This volume aims to connect discourses pertaining to the staging, production, and reception of European opera with those accompanying scientific innovation and technological thinking between ca. 1791 and 1914.
During the exponential growth of the natural sciences and empiricism of the time, everything from natural philosophy, literature, and educational methods, to military strategy, and of course music, became implicated within the scientific enterprise. And so did their agents, in a variety of different ways: Berlioz and Wagner, for instance—alongside their well-known interests in new musical
ed. D. Trippett and B. Walton
technologies—both underwent “galvanic” treatment for ailments; Wagner medicated regularly (Bromine), and reluctantly recommended train travel and steamers to friends as the fastest means of getting around; Berlioz, meanwhile, utilised telegraphy to coordinate offstage effects, and foresaw a future of transcontinental balloon travel.

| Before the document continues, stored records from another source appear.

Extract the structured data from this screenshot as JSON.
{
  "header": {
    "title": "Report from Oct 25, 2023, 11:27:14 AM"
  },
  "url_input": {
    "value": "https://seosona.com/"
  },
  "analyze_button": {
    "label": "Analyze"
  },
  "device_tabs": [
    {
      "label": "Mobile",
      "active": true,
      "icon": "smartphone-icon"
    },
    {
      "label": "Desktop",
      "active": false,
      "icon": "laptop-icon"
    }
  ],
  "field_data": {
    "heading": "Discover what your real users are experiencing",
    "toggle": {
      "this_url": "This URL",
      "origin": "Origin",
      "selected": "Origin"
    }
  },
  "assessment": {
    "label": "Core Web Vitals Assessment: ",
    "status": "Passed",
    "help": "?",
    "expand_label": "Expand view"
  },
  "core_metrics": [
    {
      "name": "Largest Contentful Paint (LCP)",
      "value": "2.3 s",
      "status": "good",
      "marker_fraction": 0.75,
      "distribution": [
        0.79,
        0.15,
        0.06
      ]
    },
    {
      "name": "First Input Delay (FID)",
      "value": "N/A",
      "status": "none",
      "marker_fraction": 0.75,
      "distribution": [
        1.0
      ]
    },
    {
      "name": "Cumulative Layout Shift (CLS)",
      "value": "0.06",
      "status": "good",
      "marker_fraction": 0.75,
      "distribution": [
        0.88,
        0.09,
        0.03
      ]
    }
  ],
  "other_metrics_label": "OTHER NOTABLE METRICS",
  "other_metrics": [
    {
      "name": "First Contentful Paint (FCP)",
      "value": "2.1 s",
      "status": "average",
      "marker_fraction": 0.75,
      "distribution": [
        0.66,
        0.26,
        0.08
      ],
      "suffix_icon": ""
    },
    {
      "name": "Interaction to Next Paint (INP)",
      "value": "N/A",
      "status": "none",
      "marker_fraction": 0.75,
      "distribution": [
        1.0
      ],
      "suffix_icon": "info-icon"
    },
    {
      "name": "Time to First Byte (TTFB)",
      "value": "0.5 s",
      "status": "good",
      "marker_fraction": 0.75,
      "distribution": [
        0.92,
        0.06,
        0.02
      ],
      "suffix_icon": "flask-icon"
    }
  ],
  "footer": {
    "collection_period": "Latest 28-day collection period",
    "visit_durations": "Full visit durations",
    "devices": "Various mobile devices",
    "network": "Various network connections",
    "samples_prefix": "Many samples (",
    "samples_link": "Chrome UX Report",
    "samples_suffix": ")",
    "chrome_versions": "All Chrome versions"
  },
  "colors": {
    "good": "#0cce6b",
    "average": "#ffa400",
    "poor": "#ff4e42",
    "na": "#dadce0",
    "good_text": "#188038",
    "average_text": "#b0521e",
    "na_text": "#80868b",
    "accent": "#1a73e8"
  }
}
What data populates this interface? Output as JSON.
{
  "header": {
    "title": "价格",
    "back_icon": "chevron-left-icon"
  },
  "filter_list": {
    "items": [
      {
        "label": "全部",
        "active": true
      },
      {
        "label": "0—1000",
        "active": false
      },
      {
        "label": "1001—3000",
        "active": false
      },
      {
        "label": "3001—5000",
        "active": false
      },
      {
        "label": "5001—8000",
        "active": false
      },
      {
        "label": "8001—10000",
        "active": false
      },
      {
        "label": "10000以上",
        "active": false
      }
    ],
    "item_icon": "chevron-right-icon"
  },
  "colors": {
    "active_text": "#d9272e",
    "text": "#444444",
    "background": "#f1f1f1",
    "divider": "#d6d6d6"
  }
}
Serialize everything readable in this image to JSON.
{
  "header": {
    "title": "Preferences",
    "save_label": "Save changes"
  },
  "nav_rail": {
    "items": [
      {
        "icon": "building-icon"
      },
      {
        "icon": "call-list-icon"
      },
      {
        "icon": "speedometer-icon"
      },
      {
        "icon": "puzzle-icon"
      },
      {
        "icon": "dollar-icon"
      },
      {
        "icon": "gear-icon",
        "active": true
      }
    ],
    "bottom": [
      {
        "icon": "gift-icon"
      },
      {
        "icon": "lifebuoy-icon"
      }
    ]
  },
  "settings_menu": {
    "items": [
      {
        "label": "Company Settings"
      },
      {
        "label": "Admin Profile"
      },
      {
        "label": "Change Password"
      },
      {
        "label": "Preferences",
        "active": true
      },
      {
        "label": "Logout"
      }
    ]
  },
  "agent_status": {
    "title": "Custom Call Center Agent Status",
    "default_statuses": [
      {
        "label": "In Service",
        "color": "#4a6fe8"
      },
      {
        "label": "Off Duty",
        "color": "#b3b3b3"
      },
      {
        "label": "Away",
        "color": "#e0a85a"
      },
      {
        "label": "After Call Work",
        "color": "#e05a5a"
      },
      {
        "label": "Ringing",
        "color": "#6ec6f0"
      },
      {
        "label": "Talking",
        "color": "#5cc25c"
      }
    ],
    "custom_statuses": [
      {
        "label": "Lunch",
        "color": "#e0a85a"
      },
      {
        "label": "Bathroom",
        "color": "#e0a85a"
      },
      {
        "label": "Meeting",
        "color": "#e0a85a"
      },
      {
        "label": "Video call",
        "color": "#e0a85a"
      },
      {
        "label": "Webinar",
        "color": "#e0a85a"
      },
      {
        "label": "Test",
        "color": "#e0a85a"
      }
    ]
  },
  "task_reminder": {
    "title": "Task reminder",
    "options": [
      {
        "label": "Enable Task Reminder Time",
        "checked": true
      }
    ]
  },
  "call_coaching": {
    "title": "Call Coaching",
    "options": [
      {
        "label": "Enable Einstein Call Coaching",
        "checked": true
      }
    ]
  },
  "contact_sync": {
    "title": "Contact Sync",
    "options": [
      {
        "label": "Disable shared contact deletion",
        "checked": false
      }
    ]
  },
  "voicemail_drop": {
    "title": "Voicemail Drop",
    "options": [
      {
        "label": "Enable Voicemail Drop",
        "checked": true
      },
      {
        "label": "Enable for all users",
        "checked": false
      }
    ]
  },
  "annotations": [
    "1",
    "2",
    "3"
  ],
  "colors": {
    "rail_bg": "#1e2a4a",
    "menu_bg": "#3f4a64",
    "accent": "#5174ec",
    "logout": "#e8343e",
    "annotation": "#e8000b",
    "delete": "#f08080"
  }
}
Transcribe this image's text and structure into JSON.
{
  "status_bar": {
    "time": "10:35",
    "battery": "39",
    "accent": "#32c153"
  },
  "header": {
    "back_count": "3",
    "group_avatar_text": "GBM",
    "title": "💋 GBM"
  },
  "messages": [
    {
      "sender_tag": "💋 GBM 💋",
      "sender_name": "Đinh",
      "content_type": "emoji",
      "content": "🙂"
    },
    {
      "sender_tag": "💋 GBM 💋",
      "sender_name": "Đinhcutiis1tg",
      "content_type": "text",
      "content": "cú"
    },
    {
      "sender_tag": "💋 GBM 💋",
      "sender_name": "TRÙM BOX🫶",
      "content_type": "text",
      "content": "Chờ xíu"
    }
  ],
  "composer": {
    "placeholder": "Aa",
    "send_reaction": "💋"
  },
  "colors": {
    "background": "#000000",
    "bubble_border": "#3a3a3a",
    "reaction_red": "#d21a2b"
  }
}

Yet the idealist heritage of musicology has meant that scholars have tended not to look at nineteenth-century music in this way, and seemingly never at opera. Questions about how an awareness of scientific innovation and nascent technologies might relate to musical production, staging, and vocal training, as well as theories of the creative process and of our perception of music have largely gone unasked for opera of this period. Nineteenth-Century Opera and the Scientific Imagination seeks to remedy this, and contains fourteen interdisciplinary chapters.